Such was the case with a man from Florida who launched a Citibank debt collector harassment lawsuit. Plaintiff Ragan Rowland alleged that Citibank violated the TCPA by repeatedly contacting him with regard to a debt that wasn’t his. The plaintiff’s wife, who had died, allegedly left behind an outstanding debt at Citibank.
According to the Citibank nuisance call lawsuit, the bank made repeated calls to the plaintiff in an attempt to recover the debt.
The plaintiff asserts the calls were made by way of an automated dialing system. At no time, claims the plaintiff, did he provide express permission to Citibank to contact him via cell phone or facsimile, which is a basic tenet of the TCPA. Entities such as banks, retail establishments or even telemarketers are not allowed to contact consumers unless there is express consent.
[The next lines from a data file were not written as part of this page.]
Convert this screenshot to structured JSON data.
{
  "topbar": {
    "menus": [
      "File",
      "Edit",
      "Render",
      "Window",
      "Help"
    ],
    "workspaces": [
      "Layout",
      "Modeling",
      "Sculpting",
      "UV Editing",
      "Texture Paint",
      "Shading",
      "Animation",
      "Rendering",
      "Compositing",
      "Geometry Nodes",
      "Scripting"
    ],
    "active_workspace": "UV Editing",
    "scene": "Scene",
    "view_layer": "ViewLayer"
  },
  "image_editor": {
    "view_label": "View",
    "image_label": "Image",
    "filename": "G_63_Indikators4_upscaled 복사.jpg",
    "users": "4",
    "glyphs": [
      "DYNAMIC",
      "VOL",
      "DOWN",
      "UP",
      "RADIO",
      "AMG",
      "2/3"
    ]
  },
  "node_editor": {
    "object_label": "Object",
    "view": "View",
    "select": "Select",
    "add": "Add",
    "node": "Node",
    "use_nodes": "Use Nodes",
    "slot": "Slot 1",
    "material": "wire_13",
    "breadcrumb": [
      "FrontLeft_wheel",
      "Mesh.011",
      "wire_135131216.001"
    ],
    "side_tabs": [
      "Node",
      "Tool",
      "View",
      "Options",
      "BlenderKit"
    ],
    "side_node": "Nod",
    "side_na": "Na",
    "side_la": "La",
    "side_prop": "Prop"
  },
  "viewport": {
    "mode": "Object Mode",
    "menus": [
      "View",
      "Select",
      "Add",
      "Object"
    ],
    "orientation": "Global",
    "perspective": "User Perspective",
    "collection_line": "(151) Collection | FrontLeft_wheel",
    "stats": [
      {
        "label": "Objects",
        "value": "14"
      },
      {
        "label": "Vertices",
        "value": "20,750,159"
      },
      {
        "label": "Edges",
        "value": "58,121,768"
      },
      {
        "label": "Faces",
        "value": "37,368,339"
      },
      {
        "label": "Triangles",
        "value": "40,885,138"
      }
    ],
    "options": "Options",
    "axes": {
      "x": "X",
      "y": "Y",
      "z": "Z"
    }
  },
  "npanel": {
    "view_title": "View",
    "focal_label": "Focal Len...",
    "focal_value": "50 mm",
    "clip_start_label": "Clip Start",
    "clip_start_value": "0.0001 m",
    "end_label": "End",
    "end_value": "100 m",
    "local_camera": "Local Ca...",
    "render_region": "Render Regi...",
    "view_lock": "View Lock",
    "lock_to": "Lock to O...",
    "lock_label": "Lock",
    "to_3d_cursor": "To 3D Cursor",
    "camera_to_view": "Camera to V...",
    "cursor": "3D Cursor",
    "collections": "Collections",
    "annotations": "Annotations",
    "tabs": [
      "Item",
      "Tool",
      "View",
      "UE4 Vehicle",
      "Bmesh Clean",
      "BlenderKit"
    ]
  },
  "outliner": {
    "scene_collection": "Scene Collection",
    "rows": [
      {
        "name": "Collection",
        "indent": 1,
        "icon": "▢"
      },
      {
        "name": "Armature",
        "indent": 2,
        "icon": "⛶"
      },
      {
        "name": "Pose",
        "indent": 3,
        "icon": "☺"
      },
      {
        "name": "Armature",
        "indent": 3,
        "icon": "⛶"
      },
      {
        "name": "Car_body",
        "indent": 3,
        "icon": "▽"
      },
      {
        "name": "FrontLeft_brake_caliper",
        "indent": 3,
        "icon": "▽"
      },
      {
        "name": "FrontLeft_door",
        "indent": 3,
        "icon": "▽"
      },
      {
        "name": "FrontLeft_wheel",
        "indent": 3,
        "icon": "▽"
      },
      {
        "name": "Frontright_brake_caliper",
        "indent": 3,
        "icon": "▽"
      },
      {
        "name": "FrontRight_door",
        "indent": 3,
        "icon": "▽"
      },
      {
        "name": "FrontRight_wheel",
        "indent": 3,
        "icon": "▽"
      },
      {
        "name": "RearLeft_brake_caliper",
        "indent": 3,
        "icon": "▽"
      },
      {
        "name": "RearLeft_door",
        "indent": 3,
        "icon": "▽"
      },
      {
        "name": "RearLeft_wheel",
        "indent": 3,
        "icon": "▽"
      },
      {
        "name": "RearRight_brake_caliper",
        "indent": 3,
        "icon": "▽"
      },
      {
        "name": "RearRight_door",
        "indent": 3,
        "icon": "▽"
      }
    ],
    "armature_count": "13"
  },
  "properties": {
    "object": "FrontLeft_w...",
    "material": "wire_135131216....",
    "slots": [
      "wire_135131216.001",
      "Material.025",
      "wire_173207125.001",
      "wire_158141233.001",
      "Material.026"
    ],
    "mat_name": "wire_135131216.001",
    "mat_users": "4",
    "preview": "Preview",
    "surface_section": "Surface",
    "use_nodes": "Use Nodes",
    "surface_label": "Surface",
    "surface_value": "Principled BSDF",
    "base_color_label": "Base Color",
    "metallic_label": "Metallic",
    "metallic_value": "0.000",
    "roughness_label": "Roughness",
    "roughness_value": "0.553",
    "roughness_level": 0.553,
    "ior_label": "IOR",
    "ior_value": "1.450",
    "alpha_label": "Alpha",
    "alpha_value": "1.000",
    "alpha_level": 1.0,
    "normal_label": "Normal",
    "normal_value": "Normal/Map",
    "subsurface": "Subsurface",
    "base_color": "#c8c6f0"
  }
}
Further, the Citibank illegal robocalls, it is alleged, provided the plaintiff with no opportunity to refuse the calls or rebut the perceived debt, given that calls were automated and at no time was the plaintiff contacted by an actual, living representative of Citibank. Thus, there was no opportunity for the plaintiff to explain that his late wife’s debt was not his responsibility.
When the TCPA was introduced in 1991, the mobile phone industry was still in its infancy. So-called robocalls and other unwanted solicitations would normally be directed to a home phone number or land line. Beyond the potential for heightened levels of harassment in the event of, for example, automated calls to a party line system, land lines are usually established at a fixed cost, with only long distance calls (or collect calls duly accepted by the receiver) subject to additional charges.
READ MORE CITIBANK TELEMARKETING VIOLATIONS LEGAL NEWS
The Citibank illegal telemarketing calls lawsuit brought in Florida alleged violations to the TCPA as well as the Florida Consumer Collection Practices Act.
The case is Rowland v. Citibank, NA, Case No. 8:16-cv-02267, filed August 8 of last year in the US District Court for the Tampa Division of the Middle District of Florida. The case was resolved before US District Court Judge James S. Moody Jr. on December 7.